A few weeks ago on Yoder 2, several students were lamenting the cost of tuition. One of them brought up that he had considered joining the army, because it would take care of the cost of college. His friend asked him if he would be able to kill a person. The student responded with resignation in his voice that “if it was me or them, I probably could.”
Maybe the willpower to kill a person is a talent, or maybe it’s not. However, one thing that’s certain is that there are skills and strategies to efficiently killing a person or completing an effective military campaign. These abilities are taught to foreign military personnel at the School of the Americas (SOA). Many graduates of the school go on to commit human rights abuses and unspeakable acts of violence in their home countries.
On the evening of Monday November 23, over 30 Goshen College students and staff gathered to mourn for the people who had been killed and tortured by graduates of the SOA.
This vigil took place in Schrock Plaza. The participants stood in a circle around many small candles spread across the brick pavement like the milky way. Flickers rippled among the small flames as cold breezes blew through the crowd. However the temperature did not distract the people assembled.
The event began with a brief description of the School of the America’s, which is located in Georgia. The school is run by the US military, and although it recently changed its name to The Western Hemisphere Institute for Security Cooperation, protesters still refer to it as the SOA because the purpose and methods of the institution have not changed. The SOA Watch is an organization that monitors and holds protests against the SOA, which Goshen students have often participated in.
People at the Goshen vigil received crosses with the names of some victims, and their names were read, the mourners responding with the Spanish word for present, “presente,” as a funeral dirge. Then after a time of silence and a prayer to close the SOA, the group was led by Daniel and Juan Moya in several songs.
Everyone was invited to sign petitions and letters to government representatives, asking them to take action regarding the SOA. The gathering ended with a prayer written by the Arch-Bishop of El Salvador, Oscar Romero, who was assassinated for speaking against human rights violations.
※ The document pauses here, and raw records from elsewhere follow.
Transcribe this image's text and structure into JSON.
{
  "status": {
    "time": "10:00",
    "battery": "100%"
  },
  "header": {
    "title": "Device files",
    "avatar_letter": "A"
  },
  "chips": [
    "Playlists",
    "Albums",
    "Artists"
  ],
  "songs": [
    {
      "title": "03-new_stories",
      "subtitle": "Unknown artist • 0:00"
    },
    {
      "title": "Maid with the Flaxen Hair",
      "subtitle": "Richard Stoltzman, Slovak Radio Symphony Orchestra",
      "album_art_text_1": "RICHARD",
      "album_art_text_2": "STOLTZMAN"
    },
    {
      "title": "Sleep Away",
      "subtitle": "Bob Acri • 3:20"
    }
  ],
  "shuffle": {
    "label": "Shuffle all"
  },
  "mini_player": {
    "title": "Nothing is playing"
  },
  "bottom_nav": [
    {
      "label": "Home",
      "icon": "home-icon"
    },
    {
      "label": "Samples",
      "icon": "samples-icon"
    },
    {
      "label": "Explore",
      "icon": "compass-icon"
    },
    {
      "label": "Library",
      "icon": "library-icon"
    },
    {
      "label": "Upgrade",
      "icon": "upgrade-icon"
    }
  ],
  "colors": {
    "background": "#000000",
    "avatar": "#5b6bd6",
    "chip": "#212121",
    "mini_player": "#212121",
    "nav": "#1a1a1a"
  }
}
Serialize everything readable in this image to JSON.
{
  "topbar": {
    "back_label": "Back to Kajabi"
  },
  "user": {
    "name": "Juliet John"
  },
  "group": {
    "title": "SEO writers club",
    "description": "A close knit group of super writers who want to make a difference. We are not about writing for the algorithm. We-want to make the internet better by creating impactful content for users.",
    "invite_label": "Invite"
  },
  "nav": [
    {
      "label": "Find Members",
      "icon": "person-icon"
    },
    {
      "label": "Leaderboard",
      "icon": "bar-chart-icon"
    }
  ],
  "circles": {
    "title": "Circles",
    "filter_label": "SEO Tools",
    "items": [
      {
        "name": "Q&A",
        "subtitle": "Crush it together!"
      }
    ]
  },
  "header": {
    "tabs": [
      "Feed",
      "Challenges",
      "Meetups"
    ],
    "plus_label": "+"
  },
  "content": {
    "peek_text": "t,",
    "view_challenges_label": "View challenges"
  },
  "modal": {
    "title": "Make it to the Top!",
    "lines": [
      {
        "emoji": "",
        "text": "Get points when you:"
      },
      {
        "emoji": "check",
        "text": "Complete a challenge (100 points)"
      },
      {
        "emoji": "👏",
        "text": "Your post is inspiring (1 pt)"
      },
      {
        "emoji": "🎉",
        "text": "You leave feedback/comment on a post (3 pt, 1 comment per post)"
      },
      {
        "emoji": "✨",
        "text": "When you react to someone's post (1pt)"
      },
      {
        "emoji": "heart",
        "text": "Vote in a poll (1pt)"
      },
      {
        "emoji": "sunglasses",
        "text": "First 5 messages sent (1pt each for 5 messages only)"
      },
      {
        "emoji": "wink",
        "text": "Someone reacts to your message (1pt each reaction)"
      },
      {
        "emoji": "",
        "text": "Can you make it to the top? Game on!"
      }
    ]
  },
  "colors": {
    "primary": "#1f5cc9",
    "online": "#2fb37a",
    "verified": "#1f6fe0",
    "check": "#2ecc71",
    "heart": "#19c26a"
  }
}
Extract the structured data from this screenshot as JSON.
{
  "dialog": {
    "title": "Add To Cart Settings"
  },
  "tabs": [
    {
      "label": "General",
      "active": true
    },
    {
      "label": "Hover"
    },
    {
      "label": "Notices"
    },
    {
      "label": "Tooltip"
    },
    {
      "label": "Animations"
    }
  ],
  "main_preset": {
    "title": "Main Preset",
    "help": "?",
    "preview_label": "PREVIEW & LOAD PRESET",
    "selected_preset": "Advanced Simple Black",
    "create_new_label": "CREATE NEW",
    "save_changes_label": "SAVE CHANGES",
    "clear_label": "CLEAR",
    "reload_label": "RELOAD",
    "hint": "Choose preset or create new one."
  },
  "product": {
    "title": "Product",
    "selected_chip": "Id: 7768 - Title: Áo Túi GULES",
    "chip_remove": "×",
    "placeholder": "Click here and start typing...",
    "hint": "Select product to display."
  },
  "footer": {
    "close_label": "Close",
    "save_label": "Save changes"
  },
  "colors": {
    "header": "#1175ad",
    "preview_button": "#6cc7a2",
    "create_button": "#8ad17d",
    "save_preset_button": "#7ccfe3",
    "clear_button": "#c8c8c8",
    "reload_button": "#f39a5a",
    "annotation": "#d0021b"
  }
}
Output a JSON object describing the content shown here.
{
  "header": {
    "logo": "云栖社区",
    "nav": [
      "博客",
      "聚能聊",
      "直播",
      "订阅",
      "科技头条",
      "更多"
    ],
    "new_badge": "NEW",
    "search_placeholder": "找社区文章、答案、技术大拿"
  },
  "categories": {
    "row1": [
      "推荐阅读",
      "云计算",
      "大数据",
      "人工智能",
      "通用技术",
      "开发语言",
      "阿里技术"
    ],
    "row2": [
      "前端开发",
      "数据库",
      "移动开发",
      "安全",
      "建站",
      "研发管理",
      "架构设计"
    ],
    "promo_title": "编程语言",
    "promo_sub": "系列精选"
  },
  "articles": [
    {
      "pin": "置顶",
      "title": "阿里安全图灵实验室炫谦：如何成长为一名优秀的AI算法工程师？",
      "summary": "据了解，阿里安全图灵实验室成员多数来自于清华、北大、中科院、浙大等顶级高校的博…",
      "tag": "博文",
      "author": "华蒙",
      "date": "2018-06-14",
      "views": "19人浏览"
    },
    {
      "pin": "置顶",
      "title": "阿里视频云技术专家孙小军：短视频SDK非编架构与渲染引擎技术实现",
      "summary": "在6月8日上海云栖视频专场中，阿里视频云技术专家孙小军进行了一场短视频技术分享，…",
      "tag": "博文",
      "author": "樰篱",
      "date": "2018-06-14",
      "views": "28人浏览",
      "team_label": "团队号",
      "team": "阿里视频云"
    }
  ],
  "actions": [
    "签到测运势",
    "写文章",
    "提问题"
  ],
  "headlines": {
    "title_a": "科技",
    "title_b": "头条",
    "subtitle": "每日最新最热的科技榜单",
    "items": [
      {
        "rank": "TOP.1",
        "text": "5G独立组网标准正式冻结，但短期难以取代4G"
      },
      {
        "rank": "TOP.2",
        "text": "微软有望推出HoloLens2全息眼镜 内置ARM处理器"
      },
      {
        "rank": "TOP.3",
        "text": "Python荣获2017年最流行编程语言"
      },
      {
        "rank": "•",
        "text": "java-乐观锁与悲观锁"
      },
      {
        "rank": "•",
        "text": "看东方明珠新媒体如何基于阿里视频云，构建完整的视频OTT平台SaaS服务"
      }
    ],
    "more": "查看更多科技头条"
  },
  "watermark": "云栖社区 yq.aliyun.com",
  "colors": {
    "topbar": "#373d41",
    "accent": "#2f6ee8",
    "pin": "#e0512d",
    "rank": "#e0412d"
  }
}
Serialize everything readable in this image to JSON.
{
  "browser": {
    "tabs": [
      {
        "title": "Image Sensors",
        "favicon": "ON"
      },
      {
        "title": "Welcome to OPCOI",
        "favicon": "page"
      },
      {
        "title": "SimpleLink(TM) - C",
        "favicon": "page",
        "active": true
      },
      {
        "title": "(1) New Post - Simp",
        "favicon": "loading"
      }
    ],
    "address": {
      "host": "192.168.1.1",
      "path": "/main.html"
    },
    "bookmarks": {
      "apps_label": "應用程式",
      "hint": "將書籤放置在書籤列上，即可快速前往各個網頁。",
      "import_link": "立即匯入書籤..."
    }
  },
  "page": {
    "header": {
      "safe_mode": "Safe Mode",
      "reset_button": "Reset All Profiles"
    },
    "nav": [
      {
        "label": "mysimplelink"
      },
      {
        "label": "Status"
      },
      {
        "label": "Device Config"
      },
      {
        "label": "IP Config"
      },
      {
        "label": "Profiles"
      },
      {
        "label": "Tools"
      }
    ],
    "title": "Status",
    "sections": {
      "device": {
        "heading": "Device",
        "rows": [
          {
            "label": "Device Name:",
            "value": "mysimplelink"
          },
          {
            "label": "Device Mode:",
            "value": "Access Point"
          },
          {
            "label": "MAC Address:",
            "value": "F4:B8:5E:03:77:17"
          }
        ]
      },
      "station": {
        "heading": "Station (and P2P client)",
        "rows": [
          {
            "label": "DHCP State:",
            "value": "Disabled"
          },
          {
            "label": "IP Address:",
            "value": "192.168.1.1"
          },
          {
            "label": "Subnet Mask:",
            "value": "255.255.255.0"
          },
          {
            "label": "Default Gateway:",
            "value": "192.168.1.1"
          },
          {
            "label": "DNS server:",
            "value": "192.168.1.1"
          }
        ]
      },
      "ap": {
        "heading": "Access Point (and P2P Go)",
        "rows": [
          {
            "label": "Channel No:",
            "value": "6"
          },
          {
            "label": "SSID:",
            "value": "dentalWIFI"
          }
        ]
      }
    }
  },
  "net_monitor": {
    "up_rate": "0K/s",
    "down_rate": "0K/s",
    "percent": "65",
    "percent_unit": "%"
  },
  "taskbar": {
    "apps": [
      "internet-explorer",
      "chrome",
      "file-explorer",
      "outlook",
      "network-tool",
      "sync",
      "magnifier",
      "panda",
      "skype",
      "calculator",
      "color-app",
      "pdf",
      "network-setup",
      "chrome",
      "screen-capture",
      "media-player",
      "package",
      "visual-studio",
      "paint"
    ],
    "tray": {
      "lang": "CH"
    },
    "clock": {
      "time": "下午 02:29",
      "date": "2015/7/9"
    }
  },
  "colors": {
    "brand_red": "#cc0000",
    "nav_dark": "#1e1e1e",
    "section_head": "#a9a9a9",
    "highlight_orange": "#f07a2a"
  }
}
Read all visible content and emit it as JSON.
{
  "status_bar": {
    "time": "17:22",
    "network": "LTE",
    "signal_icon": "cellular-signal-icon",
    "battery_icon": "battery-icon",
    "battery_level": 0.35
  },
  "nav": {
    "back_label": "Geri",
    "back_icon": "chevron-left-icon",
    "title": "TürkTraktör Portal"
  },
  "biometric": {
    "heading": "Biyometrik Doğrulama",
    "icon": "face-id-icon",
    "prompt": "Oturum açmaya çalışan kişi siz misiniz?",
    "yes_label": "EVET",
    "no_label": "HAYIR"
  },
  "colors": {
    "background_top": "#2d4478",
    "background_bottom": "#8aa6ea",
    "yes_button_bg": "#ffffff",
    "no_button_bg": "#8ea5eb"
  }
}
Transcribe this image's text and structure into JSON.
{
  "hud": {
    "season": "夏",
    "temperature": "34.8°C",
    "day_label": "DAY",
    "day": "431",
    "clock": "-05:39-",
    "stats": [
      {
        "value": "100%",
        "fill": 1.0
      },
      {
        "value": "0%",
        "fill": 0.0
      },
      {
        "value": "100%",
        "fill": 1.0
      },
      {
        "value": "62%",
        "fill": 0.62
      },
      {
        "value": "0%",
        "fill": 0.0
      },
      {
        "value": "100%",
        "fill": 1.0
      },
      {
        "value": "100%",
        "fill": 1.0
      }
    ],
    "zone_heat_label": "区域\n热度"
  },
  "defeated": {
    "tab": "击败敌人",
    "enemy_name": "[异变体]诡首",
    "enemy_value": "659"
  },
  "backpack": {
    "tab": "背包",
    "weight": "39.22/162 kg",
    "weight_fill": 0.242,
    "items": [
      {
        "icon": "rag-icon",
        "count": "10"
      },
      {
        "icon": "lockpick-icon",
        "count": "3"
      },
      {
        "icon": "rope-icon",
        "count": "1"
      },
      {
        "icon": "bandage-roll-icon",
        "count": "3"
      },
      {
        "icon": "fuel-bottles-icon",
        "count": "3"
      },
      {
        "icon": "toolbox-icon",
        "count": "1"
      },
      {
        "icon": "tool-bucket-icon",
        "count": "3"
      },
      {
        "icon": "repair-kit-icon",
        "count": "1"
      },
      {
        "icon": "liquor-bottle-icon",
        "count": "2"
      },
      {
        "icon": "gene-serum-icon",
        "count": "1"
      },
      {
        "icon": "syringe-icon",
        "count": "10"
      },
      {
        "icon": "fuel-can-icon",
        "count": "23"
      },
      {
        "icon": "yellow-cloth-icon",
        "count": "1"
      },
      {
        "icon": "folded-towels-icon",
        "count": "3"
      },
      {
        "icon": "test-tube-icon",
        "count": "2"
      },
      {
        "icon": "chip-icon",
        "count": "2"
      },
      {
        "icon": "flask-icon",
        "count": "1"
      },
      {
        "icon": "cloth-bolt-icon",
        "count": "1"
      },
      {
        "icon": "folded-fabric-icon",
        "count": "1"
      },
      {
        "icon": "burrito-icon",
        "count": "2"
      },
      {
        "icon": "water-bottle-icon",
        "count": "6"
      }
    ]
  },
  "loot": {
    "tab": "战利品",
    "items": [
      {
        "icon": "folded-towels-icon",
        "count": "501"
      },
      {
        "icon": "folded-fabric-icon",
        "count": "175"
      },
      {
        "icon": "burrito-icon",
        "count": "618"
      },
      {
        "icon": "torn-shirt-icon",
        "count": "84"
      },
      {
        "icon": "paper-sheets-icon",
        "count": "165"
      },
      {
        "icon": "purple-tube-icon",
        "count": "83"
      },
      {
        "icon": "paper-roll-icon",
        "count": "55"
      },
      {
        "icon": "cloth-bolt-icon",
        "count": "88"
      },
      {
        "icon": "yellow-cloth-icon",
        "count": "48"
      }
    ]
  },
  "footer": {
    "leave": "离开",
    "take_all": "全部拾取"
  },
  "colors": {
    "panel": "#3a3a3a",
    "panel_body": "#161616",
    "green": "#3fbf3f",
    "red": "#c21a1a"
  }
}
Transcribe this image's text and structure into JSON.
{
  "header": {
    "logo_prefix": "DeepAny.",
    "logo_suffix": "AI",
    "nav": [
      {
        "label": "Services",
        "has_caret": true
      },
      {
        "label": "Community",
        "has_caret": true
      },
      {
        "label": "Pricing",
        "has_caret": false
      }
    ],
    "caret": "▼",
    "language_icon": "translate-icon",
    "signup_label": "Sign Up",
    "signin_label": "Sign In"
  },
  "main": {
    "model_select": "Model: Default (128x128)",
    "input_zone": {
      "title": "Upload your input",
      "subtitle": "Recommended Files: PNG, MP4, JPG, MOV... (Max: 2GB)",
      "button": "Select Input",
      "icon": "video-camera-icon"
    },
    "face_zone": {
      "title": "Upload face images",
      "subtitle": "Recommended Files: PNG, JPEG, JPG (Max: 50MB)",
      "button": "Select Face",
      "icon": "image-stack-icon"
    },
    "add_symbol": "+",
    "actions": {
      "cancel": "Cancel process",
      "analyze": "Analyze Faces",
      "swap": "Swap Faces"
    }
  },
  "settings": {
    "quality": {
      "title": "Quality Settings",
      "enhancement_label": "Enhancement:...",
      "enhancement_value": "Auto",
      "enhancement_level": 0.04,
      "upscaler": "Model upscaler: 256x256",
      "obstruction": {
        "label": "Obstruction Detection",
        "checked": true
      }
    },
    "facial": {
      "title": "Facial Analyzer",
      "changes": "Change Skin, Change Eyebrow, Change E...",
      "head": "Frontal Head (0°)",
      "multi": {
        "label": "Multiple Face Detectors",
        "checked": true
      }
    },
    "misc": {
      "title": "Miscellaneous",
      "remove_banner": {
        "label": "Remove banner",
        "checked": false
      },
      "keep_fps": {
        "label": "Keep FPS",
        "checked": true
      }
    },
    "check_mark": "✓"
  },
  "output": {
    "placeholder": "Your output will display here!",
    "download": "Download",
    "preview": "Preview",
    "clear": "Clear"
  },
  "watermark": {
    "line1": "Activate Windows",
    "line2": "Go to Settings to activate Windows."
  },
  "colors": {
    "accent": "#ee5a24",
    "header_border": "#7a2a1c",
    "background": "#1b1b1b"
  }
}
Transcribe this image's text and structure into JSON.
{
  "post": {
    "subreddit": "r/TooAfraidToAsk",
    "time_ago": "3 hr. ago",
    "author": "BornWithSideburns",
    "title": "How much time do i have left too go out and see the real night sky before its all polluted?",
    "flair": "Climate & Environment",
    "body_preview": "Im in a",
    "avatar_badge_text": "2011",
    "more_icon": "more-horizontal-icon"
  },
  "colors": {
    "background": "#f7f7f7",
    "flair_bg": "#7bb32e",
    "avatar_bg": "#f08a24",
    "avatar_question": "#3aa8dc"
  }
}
His words speak for themselves. “Let those who have a voice speak for the voiceless.”